Each kite you add to a stack adds that kite's pull and force to the line. For example, one (1) Rocky Mountain DC uses 100-lb. test line, so stacking two (2) Rocky Mountain DCs requires 200-lb. line, and three (3) Rocky Mountain DCs need 300-lb. test line and so on.
I bought a fighter kite. I've tried to fly it in 8 mph winds twice. I just am not sure what to do. I have the feeling that getting the bridle right is “a must.” Too much one way makes it touchy, the other way and you can't steer it. I know it has to do with tension, but can I get more information?
It sounds like your fighter is indeed very sensitive to bridle adjustments. You're on the right track, moving the bridle point forward decreases the angle of attack and therefore wind pressure. This allows the fighter to flatten and turn. Lowering the bridle point of course, decreases turn. Small adjustments are usually all that is necessary, so don't move the tow point more than a quarter of an inch at a time. Another way to make the kite adjustable in different wind conditions would be to change out the spreader for a stiffer one for higher wind conditions. To make the kite spin even easier, without losing the tracking, add a small piece of Fun Tack to the tail of your kite.
How much bow does a Rokkaku need?
As a general rule, less bow in light winds will allow the surface of the kite to catch more air, and more bow in heavy winds will spill more wind. It's also important to know that each kite will be different and you can experiment with different bow for both the top and the bottom of the kite.

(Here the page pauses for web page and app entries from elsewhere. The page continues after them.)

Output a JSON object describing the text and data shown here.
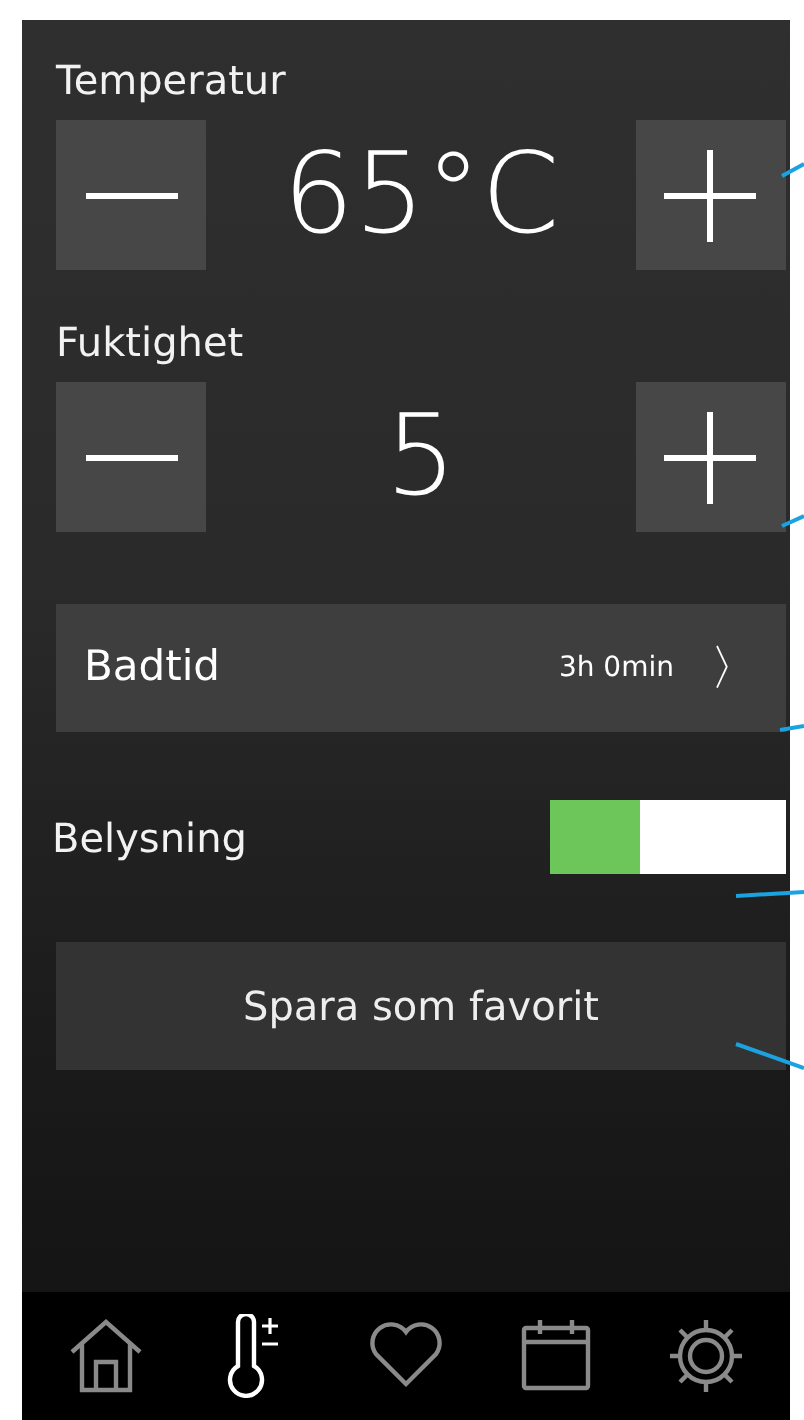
{
  "steppers": [
    {
      "label": "Temperatur",
      "value": "65°C"
    },
    {
      "label": "Fuktighet",
      "value": "5"
    }
  ],
  "bath_time": {
    "label": "Badtid",
    "value": "3h 0min",
    "chevron": "〉"
  },
  "lighting": {
    "label": "Belysning",
    "on": true
  },
  "save_button": {
    "label": "Spara som favorit"
  },
  "nav": [
    {
      "kind": "home",
      "selected": false
    },
    {
      "kind": "thermometer",
      "selected": true
    },
    {
      "kind": "heart",
      "selected": false
    },
    {
      "kind": "calendar",
      "selected": false
    },
    {
      "kind": "gear",
      "selected": false
    }
  ]
}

I currently own a 9-ft delta single line kite. Is there a certain length of line to let out? I believe mine comes with 100-ft. of line. Is it safe to go any higher? Would I have to use stronger line?
At 100 feet, a nine-footer is just finding its wings. With 100' of line, you won't be able to get your kite up enough to catch the steadier winds that are typically several hundred feet above the ground. 500-ft. of line is a much better length, unless you're at the beach and the wind is blowing like crazy. You can expect better performance if you fly on at least a 300 foot length of line; that's only a football-field-high. Remember, at this height, you'll need to be very mindful of what's around you (i.e. no power lines, trees, streets, and so forth), but you should find that the kite flies beautifully here. As for stronger line, this depends on the winds you'll be flying in, with higher wind speeds it is always best to be safe than sorry. And, it is usually true that winds are stronger at higher altitudes.
What is the best way to fly line laundry from my lifter kite?
Connecting laundry to the flying line is easy. We use small carabiners wrapped into the line, normally three twists work just fine. When the line is slack, you can slide the "biner" anywhere you want. However, when the kite goes up and tension builds on the line, the "biner" is locked in place. Make sure each piece of line laundry has a swivel attached to it before attaching it to the line laundry connector loops or carabiners clips. It is quick, easy, and doesn't reduce line strength. You can stretch laundry out along the length of your line, or cluster several pieces - like long tubes - at a single point. Experiment! Build a collection of color-coordinated spinners, drogues and tubes that you can vary for different conditions and fields.
Why don't the wing spars on my delta extend all the way to the nose?
The stable flight of delta kites is partially due to a certain amount of wing flexibility, accomplished by allowing the two wings to flex independently of each other. If the two wing spars extended all the way to the nose, the delta frame would be too rigid, preventing the self-steering and self-correcting actions that allow deltas to ride out gusts and drift on thermals so effectively. Always push delta wing spars to the wing tips of the kite, not the nose.